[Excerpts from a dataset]
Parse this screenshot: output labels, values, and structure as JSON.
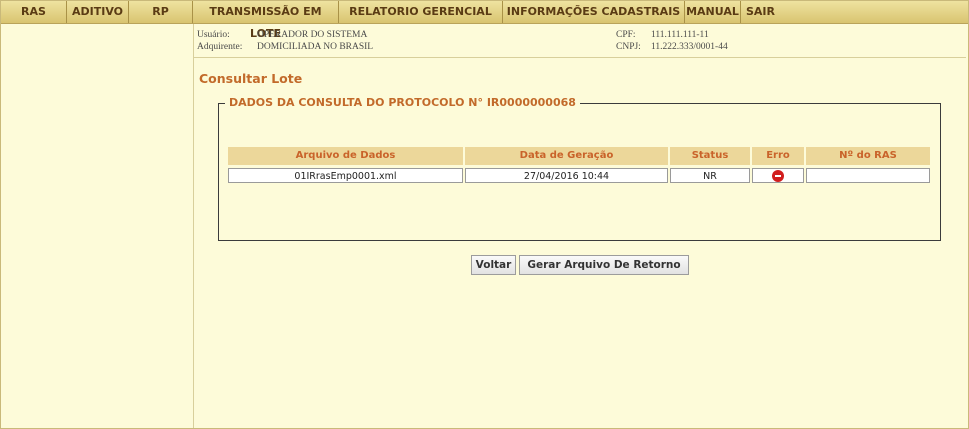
{
  "menu": [
    "RAS",
    "ADITIVO",
    "RP",
    "TRANSMISSÃO EM LOTE",
    "RELATORIO GERENCIAL",
    "INFORMAÇÕES CADASTRAIS",
    "MANUAL",
    "SAIR"
  ],
  "info": {
    "usuario_label": "Usuário:",
    "usuario_value": "OPERADOR DO SISTEMA",
    "adquirente_label": "Adquirente:",
    "adquirente_value": "DOMICILIADA NO BRASIL",
    "cpf_label": "CPF:",
    "cpf_value": "111.111.111-11",
    "cnpj_label": "CNPJ:",
    "cnpj_value": "11.222.333/0001-44"
  },
  "page_title": "Consultar Lote",
  "fieldset_legend": "DADOS DA CONSULTA DO PROTOCOLO N° IR0000000068",
  "table": {
    "headers": [
      "Arquivo de Dados",
      "Data de Geração",
      "Status",
      "Erro",
      "Nº do RAS"
    ],
    "rows": [
      {
        "arquivo": "01IRrasEmp0001.xml",
        "data": "27/04/2016 10:44",
        "status": "NR",
        "erro_icon": "error-icon",
        "nras": ""
      }
    ]
  },
  "buttons": {
    "voltar": "Voltar",
    "gerar": "Gerar Arquivo De Retorno"
  },
  "colors": {
    "menu_bg": "#d9c470",
    "accent": "#c26a2a",
    "header_bg": "#ecd79a",
    "page_bg": "#fdfbd9",
    "error": "#d21e1e"
  }
}
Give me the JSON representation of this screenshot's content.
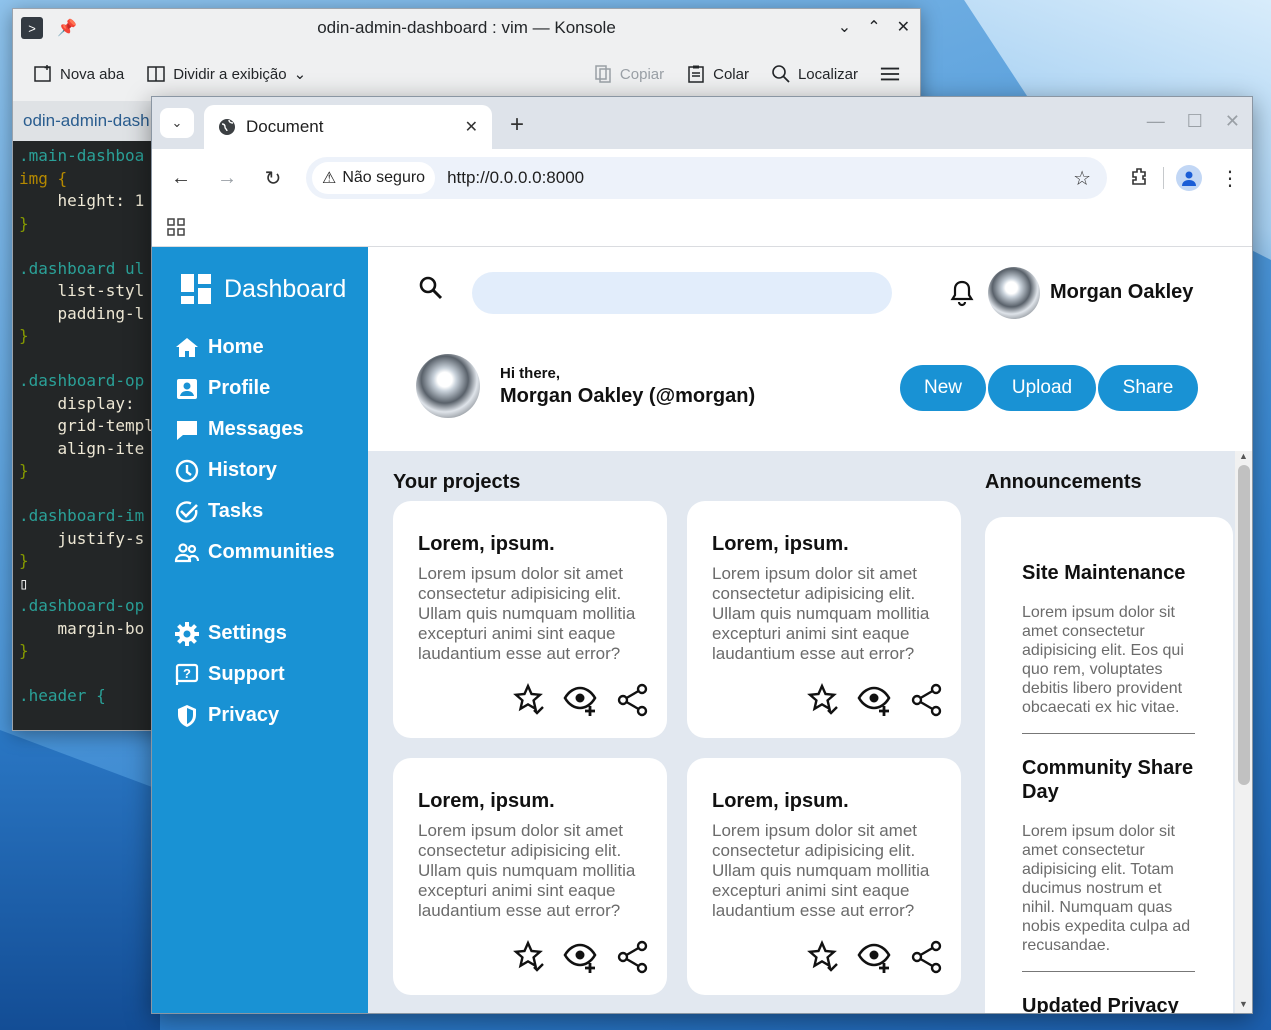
{
  "konsole": {
    "title": "odin-admin-dashboard : vim — Konsole",
    "toolbar": {
      "new_tab": "Nova aba",
      "split": "Dividir a exibição",
      "copy": "Copiar",
      "paste": "Colar",
      "find": "Localizar"
    },
    "tab_label": "odin-admin-dash",
    "code_lines": [
      ".main-dashboa",
      "img {",
      "    height: 1",
      "}",
      "",
      ".dashboard ul",
      "    list-styl",
      "    padding-l",
      "}",
      "",
      ".dashboard-op",
      "    display: ",
      "    grid-templ",
      "    align-ite",
      "}",
      "",
      ".dashboard-im",
      "    justify-s",
      "}",
      "▯",
      ".dashboard-op",
      "    margin-bo",
      "}",
      "",
      ".header {"
    ]
  },
  "browser": {
    "tab_title": "Document",
    "security_label": "Não seguro",
    "url": "http://0.0.0.0:8000"
  },
  "sidebar": {
    "brand": "Dashboard",
    "items": [
      {
        "label": "Home",
        "icon": "home-icon"
      },
      {
        "label": "Profile",
        "icon": "profile-icon"
      },
      {
        "label": "Messages",
        "icon": "messages-icon"
      },
      {
        "label": "History",
        "icon": "history-icon"
      },
      {
        "label": "Tasks",
        "icon": "tasks-icon"
      },
      {
        "label": "Communities",
        "icon": "communities-icon"
      }
    ],
    "bottom_items": [
      {
        "label": "Settings",
        "icon": "settings-icon"
      },
      {
        "label": "Support",
        "icon": "support-icon"
      },
      {
        "label": "Privacy",
        "icon": "privacy-icon"
      }
    ]
  },
  "header": {
    "search_placeholder": "",
    "username": "Morgan Oakley",
    "greeting": "Hi there,",
    "handle": "Morgan Oakley (@morgan)",
    "actions": [
      "New",
      "Upload",
      "Share"
    ]
  },
  "projects": {
    "title": "Your projects",
    "cards": [
      {
        "title": "Lorem, ipsum.",
        "body": "Lorem ipsum dolor sit amet consectetur adipisicing elit. Ullam quis numquam mollitia excepturi animi sint eaque laudantium esse aut error?"
      },
      {
        "title": "Lorem, ipsum.",
        "body": "Lorem ipsum dolor sit amet consectetur adipisicing elit. Ullam quis numquam mollitia excepturi animi sint eaque laudantium esse aut error?"
      },
      {
        "title": "Lorem, ipsum.",
        "body": "Lorem ipsum dolor sit amet consectetur adipisicing elit. Ullam quis numquam mollitia excepturi animi sint eaque laudantium esse aut error?"
      },
      {
        "title": "Lorem, ipsum.",
        "body": "Lorem ipsum dolor sit amet consectetur adipisicing elit. Ullam quis numquam mollitia excepturi animi sint eaque laudantium esse aut error?"
      }
    ]
  },
  "announcements": {
    "title": "Announcements",
    "items": [
      {
        "title": "Site Maintenance",
        "body": "Lorem ipsum dolor sit amet consectetur adipisicing elit. Eos qui quo rem, voluptates debitis libero provident obcaecati ex hic vitae."
      },
      {
        "title": "Community Share Day",
        "body": "Lorem ipsum dolor sit amet consectetur adipisicing elit. Totam ducimus nostrum et nihil. Numquam quas nobis expedita culpa ad recusandae."
      },
      {
        "title": "Updated Privacy",
        "body": ""
      }
    ]
  },
  "colors": {
    "accent": "#1992d4",
    "page_bg": "#e2e8f0",
    "muted_text": "#6b6b6b"
  }
}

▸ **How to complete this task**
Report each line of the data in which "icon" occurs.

▸ **Output of the exercise**
        "erro_icon": "error-icon",
        "icon": "home-icon"
        "icon": "profile-icon"
        "icon": "messages-icon"
        "icon": "history-icon"
        "icon": "tasks-icon"
        "icon": "communities-icon"
        "icon": "settings-icon"
        "icon": "support-icon"
        "icon": "privacy-icon"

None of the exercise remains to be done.